Racing the rain
There was a heavy rain warning for the Westland district, scheduled for 29 hours from 4pm on Thursday. A real incentive to ensure that we were in our accommodation before the rain started.
So we were up early and on the road by 7:30. There wasn't much to Kumara and we saw just the occasional dog walker as we left the town. We headed past the Kapitea and Kumara reservoirs which were tranquil and still in the morning light.
We met a group of four women on eBikes at the reststop at the Kawhake Intake. They were from Australia and doing a combination of four cycle trails - putting us to shame as we were only managing to do three. We enjoyed our coffee and slice for morning tea with views of the river below.
It was uphill to the Kawhaka Pass at 317metres. At the top, Simon tried taking a photo but the camera fell off the sign post. Fortunately, another cyclist arrived and was happy to help us out. He was part of a group of six on a mix of eBikes and pushbikes.

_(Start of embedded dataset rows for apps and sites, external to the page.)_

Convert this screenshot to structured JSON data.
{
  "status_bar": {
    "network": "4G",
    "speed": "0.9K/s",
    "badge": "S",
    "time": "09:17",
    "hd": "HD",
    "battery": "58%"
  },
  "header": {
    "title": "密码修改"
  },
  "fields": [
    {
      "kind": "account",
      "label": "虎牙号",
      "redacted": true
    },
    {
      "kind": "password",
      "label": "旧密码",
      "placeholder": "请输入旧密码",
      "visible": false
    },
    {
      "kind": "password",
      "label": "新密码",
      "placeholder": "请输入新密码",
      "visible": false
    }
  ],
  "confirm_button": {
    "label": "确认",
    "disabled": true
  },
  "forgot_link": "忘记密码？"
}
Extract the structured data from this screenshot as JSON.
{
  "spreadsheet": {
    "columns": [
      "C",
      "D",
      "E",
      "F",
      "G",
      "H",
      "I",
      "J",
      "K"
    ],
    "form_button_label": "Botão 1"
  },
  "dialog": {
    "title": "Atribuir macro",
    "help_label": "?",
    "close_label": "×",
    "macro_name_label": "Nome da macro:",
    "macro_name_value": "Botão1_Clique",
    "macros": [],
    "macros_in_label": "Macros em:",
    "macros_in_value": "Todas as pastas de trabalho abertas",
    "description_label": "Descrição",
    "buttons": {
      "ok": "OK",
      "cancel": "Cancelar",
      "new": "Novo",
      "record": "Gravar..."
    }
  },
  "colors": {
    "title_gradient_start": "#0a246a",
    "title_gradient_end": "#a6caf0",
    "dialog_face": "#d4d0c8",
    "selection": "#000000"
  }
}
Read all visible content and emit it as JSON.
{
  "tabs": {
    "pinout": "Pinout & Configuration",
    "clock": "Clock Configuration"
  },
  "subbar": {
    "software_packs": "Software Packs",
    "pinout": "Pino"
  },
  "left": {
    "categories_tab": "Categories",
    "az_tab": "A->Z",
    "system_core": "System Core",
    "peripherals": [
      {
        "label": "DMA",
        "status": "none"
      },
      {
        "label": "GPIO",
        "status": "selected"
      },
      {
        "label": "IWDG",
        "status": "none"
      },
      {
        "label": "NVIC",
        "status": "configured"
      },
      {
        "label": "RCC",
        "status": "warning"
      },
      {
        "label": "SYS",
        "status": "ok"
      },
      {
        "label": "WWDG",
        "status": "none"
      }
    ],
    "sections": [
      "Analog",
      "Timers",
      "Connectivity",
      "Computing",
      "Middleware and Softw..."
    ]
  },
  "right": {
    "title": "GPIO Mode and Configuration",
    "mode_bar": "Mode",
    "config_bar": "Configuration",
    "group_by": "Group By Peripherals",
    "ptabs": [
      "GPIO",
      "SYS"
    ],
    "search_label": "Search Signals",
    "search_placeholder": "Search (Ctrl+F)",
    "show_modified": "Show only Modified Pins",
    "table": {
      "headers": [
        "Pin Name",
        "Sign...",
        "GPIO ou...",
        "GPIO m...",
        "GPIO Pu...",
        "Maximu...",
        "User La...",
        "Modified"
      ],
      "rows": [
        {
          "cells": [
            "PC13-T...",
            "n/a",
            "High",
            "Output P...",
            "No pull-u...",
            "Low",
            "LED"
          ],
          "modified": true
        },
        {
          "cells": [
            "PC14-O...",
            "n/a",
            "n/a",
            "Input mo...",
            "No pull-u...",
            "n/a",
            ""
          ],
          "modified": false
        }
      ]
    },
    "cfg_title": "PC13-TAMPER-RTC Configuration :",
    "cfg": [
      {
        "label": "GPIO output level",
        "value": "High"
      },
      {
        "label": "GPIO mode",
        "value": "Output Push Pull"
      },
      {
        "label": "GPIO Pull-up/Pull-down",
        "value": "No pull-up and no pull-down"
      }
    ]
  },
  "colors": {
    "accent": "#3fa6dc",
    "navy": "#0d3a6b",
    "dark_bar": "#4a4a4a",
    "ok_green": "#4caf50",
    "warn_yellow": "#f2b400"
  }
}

The trail then wound its way down and we passed a few signs to Cowboys Paradise - a place we had heard a lot about, apparently owned by a big Trump fan. There used to be accommodation and food available there, as well as pole dancing and hunting, but it looked very run down as we cycled past.
The four Australians had stopped there for a snack as it was deserted but then the owner returned and made it very clear that they were to stay on the main route and not wander off. Apparently the other group of cyclists got quite a telling off when we ran into them at our lunch stop.
We continued down more switchbacks to the Arahura River where we stopped for lunch at a newly made shelter with views to the mountains and along the river. There was a mist descending on the mountains, which encouraged us to move on fairly quickly.
We picked up the Milltown Road and encountered a steep climb up Pyramid Hill. Fortunately, the gravel was compact and riding was manageable. We enjoyed the downhill soon reaching Lake Kaniere. It was drizzling and the lake was shrouded in mist. We were sure that the rain had started early.
Past the lake, the trail left the road to follow the Lake Kaniere water race through the forest. The rain stopped and it looked like the sun might even come out, so we were able to shed our rain gear. As I turned onto the road to Hokitika, there was an old man outside his property who warned me to stop as there was a big truck coming. Wise advice as it trundled past me on the narrow road.
On arrival in Hokitika we cycled down to the river mouth and the sea with views of the beach covered in driftwood. The weather was still fine though we were losing the view of the mountains as the cloud descended. We picked up dinner supplies and headed to our accommodation, My Place, which we agreed was our nicest accommodation yet.
With heavy rain forecast for tomorrow, it's good to know that we will have a car for the next few days.